WHAT THE EXERCISE ASKS:
Please reproduce the records exactly, leaving out any pictures.

GIVEN DATA:
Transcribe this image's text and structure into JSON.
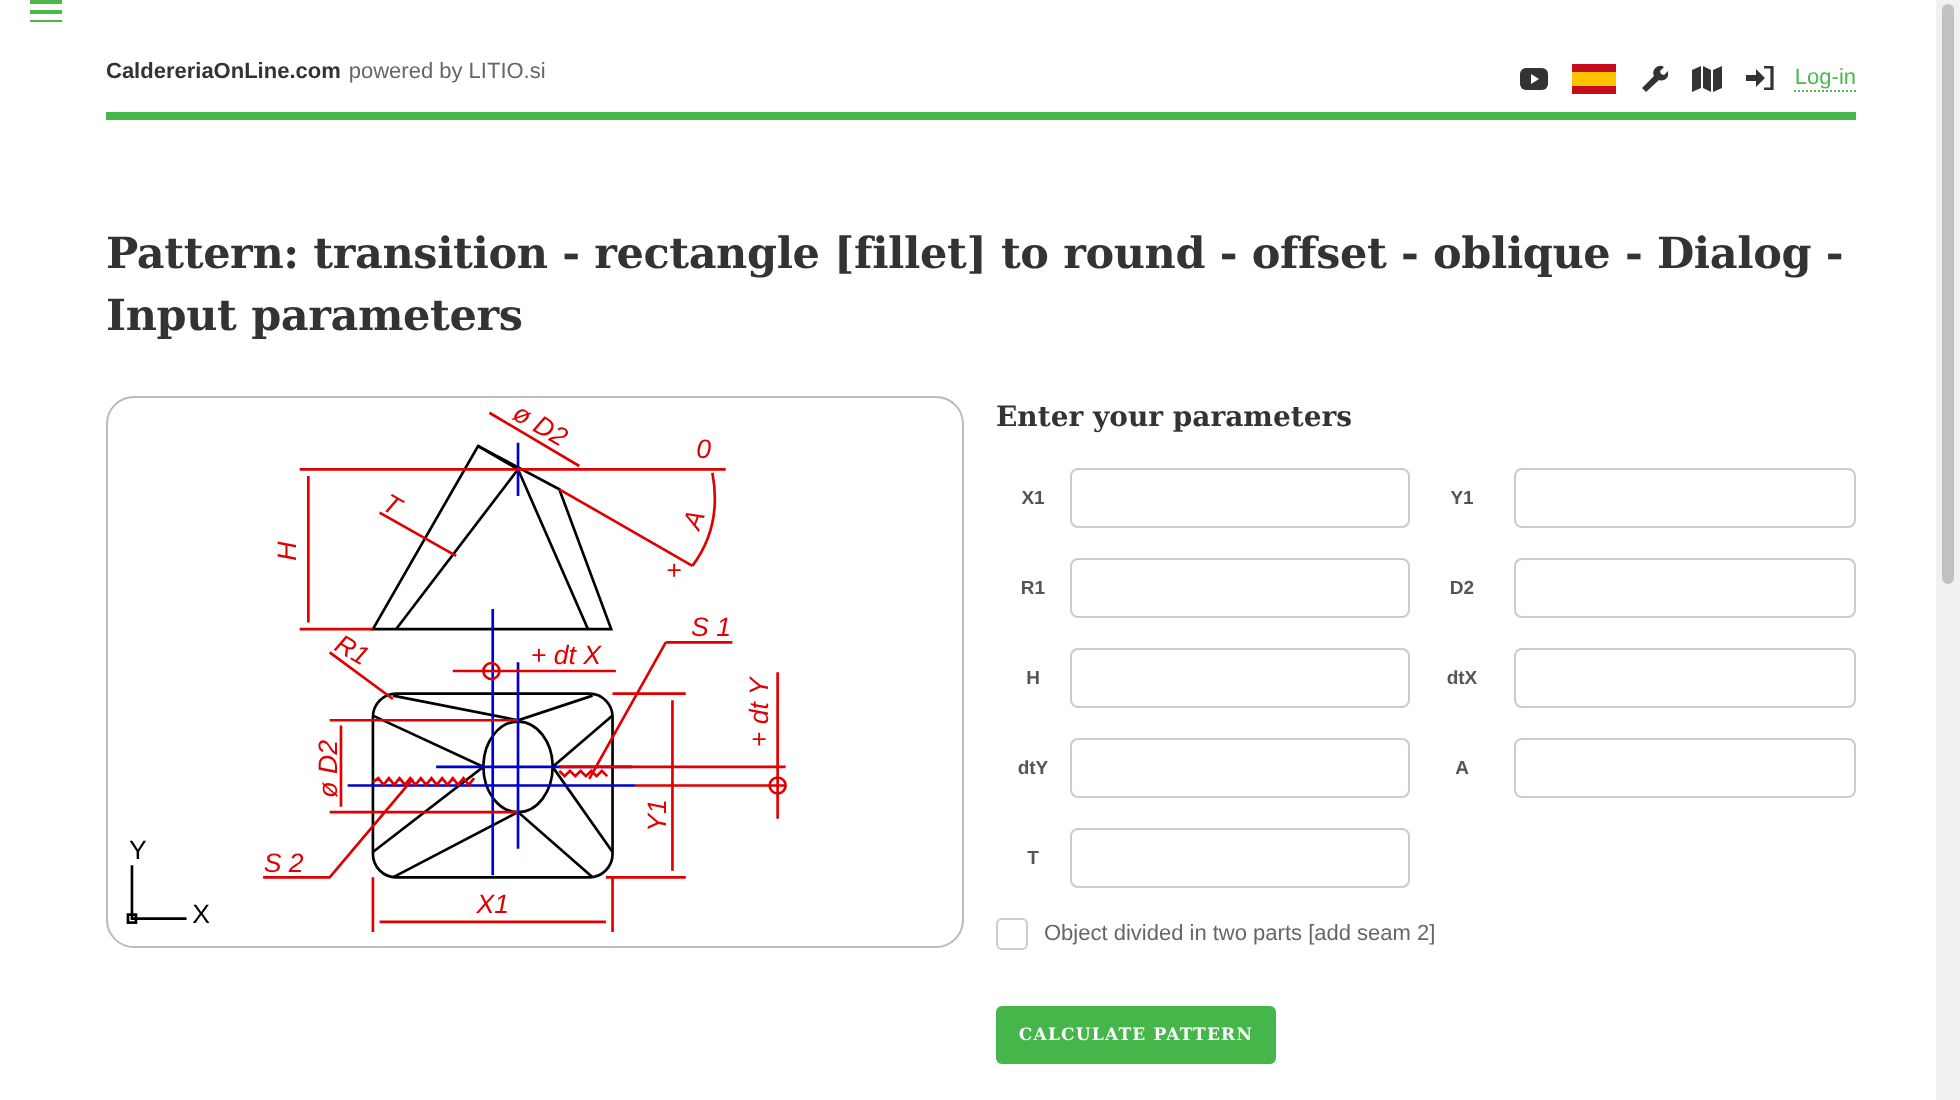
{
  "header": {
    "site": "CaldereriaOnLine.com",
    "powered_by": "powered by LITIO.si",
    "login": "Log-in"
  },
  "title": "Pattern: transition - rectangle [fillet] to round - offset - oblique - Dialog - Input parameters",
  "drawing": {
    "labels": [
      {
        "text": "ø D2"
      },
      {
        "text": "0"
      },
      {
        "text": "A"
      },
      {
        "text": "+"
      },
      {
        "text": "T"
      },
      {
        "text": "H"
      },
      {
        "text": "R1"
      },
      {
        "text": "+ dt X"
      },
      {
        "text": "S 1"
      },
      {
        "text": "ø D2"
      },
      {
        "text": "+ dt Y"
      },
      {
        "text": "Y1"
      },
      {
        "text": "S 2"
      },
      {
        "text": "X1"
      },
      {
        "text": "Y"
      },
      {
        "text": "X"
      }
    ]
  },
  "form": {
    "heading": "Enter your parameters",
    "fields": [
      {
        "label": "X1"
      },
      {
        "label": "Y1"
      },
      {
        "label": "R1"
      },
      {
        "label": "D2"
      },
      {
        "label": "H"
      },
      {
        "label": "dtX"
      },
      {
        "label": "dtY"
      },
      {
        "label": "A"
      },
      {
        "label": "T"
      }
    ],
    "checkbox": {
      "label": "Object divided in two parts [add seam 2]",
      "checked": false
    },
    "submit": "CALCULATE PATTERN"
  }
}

ANSWER TO THIS TASK:
Transcribe this image's text and structure into JSON.
{
  "header": {
    "site": "CaldereriaOnLine.com",
    "powered_by": "powered by LITIO.si",
    "login": "Log-in"
  },
  "title": "Pattern: transition - rectangle [fillet] to round - offset - oblique - Dialog - Input parameters",
  "drawing": {
    "labels": [
      {
        "text": "ø D2"
      },
      {
        "text": "0"
      },
      {
        "text": "A"
      },
      {
        "text": "+"
      },
      {
        "text": "T"
      },
      {
        "text": "H"
      },
      {
        "text": "R1"
      },
      {
        "text": "+ dt X"
      },
      {
        "text": "S 1"
      },
      {
        "text": "ø D2"
      },
      {
        "text": "+ dt Y"
      },
      {
        "text": "Y1"
      },
      {
        "text": "S 2"
      },
      {
        "text": "X1"
      },
      {
        "text": "Y"
      },
      {
        "text": "X"
      }
    ]
  },
  "form": {
    "heading": "Enter your parameters",
    "fields": [
      {
        "label": "X1"
      },
      {
        "label": "Y1"
      },
      {
        "label": "R1"
      },
      {
        "label": "D2"
      },
      {
        "label": "H"
      },
      {
        "label": "dtX"
      },
      {
        "label": "dtY"
      },
      {
        "label": "A"
      },
      {
        "label": "T"
      }
    ],
    "checkbox": {
      "label": "Object divided in two parts [add seam 2]",
      "checked": false
    },
    "submit": "CALCULATE PATTERN"
  }
}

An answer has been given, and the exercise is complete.